## EXERCISE AIM
Read the lines of the data below and retrieve those with "Comentario".

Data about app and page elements
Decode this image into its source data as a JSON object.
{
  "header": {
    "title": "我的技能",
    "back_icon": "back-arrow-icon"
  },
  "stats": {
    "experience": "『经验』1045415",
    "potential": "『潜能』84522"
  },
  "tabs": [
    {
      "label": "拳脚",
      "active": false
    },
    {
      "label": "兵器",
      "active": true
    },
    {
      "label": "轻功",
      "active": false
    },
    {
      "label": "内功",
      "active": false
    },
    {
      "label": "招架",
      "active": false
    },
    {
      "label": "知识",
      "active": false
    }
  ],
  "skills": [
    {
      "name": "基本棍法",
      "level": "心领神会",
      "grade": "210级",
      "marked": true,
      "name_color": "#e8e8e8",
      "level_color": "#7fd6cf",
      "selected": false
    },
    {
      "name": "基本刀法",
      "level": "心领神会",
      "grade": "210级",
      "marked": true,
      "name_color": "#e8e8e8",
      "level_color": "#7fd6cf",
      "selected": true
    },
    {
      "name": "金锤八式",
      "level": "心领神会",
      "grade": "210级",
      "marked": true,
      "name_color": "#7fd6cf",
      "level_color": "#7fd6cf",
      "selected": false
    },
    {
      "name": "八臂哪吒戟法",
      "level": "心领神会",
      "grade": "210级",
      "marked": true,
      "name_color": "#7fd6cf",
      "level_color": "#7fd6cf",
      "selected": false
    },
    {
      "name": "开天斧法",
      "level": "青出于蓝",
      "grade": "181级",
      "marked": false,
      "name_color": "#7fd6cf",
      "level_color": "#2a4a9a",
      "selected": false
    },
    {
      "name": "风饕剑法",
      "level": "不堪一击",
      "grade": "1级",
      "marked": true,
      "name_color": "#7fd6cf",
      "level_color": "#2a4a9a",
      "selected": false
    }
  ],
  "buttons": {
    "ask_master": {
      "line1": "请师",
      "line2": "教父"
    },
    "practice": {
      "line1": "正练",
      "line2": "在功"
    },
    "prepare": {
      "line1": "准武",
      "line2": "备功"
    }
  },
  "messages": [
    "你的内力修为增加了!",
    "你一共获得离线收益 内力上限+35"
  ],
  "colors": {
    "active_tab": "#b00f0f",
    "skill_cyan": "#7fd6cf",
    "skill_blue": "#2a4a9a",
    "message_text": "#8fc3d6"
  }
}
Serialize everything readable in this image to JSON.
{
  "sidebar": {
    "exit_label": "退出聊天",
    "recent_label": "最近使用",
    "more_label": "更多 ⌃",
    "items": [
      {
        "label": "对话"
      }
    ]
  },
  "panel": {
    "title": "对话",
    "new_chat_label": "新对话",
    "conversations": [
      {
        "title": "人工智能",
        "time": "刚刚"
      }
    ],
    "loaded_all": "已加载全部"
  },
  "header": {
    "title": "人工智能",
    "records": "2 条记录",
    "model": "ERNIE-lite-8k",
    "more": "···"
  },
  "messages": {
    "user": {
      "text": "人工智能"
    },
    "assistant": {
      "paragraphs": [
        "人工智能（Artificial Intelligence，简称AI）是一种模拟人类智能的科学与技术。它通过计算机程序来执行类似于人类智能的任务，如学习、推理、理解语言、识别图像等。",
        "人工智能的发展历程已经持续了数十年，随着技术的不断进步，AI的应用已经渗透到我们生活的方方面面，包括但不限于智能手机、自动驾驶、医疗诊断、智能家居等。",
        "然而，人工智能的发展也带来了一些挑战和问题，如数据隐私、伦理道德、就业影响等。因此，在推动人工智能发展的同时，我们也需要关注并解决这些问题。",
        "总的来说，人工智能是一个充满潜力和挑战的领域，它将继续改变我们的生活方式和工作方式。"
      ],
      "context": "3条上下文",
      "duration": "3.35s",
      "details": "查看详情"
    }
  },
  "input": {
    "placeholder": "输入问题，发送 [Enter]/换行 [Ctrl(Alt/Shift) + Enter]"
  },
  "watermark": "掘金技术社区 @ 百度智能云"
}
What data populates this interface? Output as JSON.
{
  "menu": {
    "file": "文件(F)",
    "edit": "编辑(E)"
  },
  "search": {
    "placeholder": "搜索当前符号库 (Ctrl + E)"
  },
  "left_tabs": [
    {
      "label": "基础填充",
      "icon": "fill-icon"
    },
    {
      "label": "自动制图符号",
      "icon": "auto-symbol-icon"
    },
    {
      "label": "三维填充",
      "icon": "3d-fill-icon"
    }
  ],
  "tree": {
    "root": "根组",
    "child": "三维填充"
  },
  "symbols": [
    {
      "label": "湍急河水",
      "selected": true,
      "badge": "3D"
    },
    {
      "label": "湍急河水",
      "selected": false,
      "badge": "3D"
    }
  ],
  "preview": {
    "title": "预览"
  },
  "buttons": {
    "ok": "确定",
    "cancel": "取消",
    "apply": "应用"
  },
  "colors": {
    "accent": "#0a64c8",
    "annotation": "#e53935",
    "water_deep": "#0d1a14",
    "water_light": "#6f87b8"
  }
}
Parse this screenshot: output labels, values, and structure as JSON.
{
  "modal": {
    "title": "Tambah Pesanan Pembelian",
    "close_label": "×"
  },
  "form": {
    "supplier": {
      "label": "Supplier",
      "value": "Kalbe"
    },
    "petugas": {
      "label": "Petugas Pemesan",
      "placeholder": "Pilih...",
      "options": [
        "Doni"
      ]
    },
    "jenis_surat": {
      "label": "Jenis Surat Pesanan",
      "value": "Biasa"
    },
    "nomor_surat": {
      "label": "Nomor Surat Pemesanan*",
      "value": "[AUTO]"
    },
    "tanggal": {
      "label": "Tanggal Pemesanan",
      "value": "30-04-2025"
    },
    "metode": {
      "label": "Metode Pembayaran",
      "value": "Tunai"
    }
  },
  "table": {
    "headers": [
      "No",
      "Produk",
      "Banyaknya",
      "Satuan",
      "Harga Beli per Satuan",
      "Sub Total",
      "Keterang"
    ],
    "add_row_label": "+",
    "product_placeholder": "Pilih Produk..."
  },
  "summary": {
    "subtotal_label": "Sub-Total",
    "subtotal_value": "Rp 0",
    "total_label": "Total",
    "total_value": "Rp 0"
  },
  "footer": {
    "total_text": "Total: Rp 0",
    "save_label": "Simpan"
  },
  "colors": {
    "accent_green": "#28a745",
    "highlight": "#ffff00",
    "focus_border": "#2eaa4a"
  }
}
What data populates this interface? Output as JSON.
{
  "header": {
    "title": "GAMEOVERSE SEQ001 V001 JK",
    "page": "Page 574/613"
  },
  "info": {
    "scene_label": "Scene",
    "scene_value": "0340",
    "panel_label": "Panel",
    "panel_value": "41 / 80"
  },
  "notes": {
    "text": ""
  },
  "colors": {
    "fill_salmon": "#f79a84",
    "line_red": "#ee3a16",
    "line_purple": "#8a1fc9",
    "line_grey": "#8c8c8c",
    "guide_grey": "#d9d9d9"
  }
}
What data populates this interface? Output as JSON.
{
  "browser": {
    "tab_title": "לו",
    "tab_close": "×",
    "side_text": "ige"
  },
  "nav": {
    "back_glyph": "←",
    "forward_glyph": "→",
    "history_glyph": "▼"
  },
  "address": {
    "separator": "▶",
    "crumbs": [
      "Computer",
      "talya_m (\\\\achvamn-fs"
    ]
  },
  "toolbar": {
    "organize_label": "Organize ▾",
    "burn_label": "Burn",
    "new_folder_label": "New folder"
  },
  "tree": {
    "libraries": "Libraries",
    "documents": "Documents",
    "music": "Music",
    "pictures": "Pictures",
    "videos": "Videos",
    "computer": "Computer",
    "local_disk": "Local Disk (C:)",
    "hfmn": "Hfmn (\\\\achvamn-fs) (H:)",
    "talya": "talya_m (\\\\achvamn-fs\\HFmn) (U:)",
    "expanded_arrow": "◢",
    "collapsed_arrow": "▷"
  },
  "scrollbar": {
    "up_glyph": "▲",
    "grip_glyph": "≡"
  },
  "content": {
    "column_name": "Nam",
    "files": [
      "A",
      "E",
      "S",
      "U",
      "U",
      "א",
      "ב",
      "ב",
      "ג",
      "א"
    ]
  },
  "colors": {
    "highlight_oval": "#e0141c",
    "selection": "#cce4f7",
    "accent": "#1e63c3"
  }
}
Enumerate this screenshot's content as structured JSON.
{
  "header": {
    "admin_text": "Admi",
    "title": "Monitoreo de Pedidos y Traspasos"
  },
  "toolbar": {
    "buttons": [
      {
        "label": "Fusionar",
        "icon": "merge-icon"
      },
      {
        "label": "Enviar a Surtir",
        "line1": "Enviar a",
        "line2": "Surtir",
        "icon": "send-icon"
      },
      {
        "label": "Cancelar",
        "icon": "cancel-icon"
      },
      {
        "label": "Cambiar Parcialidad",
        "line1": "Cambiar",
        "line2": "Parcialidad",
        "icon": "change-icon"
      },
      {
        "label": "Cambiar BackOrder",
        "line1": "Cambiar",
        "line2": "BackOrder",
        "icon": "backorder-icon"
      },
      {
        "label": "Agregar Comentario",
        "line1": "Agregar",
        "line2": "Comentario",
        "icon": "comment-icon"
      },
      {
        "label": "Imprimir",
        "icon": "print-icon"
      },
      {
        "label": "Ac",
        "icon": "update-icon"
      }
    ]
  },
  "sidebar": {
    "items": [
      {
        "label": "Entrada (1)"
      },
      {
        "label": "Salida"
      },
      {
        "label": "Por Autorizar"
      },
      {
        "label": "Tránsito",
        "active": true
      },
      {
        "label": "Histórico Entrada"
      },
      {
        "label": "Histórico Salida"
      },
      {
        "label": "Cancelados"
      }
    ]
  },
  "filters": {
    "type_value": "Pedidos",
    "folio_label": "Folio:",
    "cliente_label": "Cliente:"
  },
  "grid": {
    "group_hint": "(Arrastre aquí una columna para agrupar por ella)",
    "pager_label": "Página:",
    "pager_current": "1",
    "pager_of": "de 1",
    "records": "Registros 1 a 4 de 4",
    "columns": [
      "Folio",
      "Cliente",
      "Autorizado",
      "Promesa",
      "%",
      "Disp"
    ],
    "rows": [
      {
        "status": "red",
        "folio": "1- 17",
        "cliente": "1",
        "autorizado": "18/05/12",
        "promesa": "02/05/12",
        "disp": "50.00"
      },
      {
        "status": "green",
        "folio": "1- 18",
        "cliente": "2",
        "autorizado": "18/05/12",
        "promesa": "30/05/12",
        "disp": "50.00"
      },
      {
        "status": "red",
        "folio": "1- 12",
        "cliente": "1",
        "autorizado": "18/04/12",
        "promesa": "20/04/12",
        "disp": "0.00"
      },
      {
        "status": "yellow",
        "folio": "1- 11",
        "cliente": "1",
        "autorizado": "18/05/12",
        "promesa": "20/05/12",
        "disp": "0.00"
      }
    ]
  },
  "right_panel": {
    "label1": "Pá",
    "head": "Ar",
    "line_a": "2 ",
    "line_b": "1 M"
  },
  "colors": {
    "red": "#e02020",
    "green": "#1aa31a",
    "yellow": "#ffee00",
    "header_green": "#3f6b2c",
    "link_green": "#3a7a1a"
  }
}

## REPLY TO THE TASK
        "label": "Agregar Comentario",
        "line2": "Comentario",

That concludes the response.